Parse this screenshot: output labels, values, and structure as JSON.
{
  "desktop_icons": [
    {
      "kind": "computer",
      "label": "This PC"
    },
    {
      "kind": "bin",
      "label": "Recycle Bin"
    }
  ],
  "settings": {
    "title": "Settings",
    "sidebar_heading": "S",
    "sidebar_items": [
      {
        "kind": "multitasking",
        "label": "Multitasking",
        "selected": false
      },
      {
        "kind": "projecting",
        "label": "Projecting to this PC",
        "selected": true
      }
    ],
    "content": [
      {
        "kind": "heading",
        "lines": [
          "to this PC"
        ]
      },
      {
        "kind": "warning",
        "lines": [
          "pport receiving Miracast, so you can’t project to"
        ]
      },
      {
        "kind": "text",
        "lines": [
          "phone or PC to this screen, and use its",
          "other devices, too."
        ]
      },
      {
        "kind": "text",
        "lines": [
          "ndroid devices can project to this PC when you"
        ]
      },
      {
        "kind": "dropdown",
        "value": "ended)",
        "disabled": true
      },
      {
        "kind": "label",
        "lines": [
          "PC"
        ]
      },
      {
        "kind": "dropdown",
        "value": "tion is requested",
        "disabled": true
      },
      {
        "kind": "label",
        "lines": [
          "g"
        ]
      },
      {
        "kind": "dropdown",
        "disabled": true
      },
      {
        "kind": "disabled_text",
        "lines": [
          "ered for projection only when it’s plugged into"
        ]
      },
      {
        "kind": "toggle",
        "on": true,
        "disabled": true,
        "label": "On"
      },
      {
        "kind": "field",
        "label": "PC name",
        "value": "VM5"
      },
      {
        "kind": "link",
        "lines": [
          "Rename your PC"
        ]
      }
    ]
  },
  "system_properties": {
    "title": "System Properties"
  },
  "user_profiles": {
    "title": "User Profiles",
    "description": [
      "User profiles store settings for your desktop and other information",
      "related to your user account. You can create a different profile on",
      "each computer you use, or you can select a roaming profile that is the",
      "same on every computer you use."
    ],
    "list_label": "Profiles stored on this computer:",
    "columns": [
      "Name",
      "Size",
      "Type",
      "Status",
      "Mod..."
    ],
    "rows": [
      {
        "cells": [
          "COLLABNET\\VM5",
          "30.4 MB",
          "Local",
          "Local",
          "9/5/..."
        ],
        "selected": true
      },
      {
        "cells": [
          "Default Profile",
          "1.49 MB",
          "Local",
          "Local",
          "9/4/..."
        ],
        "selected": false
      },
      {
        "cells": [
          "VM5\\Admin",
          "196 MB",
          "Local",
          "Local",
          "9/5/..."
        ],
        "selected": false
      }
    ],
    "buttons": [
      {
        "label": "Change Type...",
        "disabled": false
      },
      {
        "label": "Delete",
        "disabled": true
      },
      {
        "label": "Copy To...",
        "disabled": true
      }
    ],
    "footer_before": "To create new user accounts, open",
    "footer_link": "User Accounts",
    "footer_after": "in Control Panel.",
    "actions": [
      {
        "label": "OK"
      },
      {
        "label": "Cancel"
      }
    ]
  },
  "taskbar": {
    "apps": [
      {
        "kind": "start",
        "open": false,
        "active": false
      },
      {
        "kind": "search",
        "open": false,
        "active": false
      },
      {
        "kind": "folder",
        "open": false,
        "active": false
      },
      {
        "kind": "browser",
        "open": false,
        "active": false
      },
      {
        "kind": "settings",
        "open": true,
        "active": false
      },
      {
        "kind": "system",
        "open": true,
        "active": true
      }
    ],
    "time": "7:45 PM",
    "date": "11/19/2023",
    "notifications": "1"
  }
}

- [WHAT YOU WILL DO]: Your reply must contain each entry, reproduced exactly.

- [RESPONSE AREA]:
Parse this screenshot: output labels, values, and structure as JSON.
{
  "desktop_icons": [
    {
      "kind": "computer",
      "label": "This PC"
    },
    {
      "kind": "bin",
      "label": "Recycle Bin"
    }
  ],
  "settings": {
    "title": "Settings",
    "sidebar_heading": "S",
    "sidebar_items": [
      {
        "kind": "multitasking",
        "label": "Multitasking",
        "selected": false
      },
      {
        "kind": "projecting",
        "label": "Projecting to this PC",
        "selected": true
      }
    ],
    "content": [
      {
        "kind": "heading",
        "lines": [
          "to this PC"
        ]
      },
      {
        "kind": "warning",
        "lines": [
          "pport receiving Miracast, so you can’t project to"
        ]
      },
      {
        "kind": "text",
        "lines": [
          "phone or PC to this screen, and use its",
          "other devices, too."
        ]
      },
      {
        "kind": "text",
        "lines": [
          "ndroid devices can project to this PC when you"
        ]
      },
      {
        "kind": "dropdown",
        "value": "ended)",
        "disabled": true
      },
      {
        "kind": "label",
        "lines": [
          "PC"
        ]
      },
      {
        "kind": "dropdown",
        "value": "tion is requested",
        "disabled": true
      },
      {
        "kind": "label",
        "lines": [
          "g"
        ]
      },
      {
        "kind": "dropdown",
        "disabled": true
      },
      {
        "kind": "disabled_text",
        "lines": [
          "ered for projection only when it’s plugged into"
        ]
      },
      {
        "kind": "toggle",
        "on": true,
        "disabled": true,
        "label": "On"
      },
      {
        "kind": "field",
        "label": "PC name",
        "value": "VM5"
      },
      {
        "kind": "link",
        "lines": [
          "Rename your PC"
        ]
      }
    ]
  },
  "system_properties": {
    "title": "System Properties"
  },
  "user_profiles": {
    "title": "User Profiles",
    "description": [
      "User profiles store settings for your desktop and other information",
      "related to your user account. You can create a different profile on",
      "each computer you use, or you can select a roaming profile that is the",
      "same on every computer you use."
    ],
    "list_label": "Profiles stored on this computer:",
    "columns": [
      "Name",
      "Size",
      "Type",
      "Status",
      "Mod..."
    ],
    "rows": [
      {
        "cells": [
          "COLLABNET\\VM5",
          "30.4 MB",
          "Local",
          "Local",
          "9/5/..."
        ],
        "selected": true
      },
      {
        "cells": [
          "Default Profile",
          "1.49 MB",
          "Local",
          "Local",
          "9/4/..."
        ],
        "selected": false
      },
      {
        "cells": [
          "VM5\\Admin",
          "196 MB",
          "Local",
          "Local",
          "9/5/..."
        ],
        "selected": false
      }
    ],
    "buttons": [
      {
        "label": "Change Type...",
        "disabled": false
      },
      {
        "label": "Delete",
        "disabled": true
      },
      {
        "label": "Copy To...",
        "disabled": true
      }
    ],
    "footer_before": "To create new user accounts, open",
    "footer_link": "User Accounts",
    "footer_after": "in Control Panel.",
    "actions": [
      {
        "label": "OK"
      },
      {
        "label": "Cancel"
      }
    ]
  },
  "taskbar": {
    "apps": [
      {
        "kind": "start",
        "open": false,
        "active": false
      },
      {
        "kind": "search",
        "open": false,
        "active": false
      },
      {
        "kind": "folder",
        "open": false,
        "active": false
      },
      {
        "kind": "browser",
        "open": false,
        "active": false
      },
      {
        "kind": "settings",
        "open": true,
        "active": false
      },
      {
        "kind": "system",
        "open": true,
        "active": true
      }
    ],
    "time": "7:45 PM",
    "date": "11/19/2023",
    "notifications": "1"
  }
}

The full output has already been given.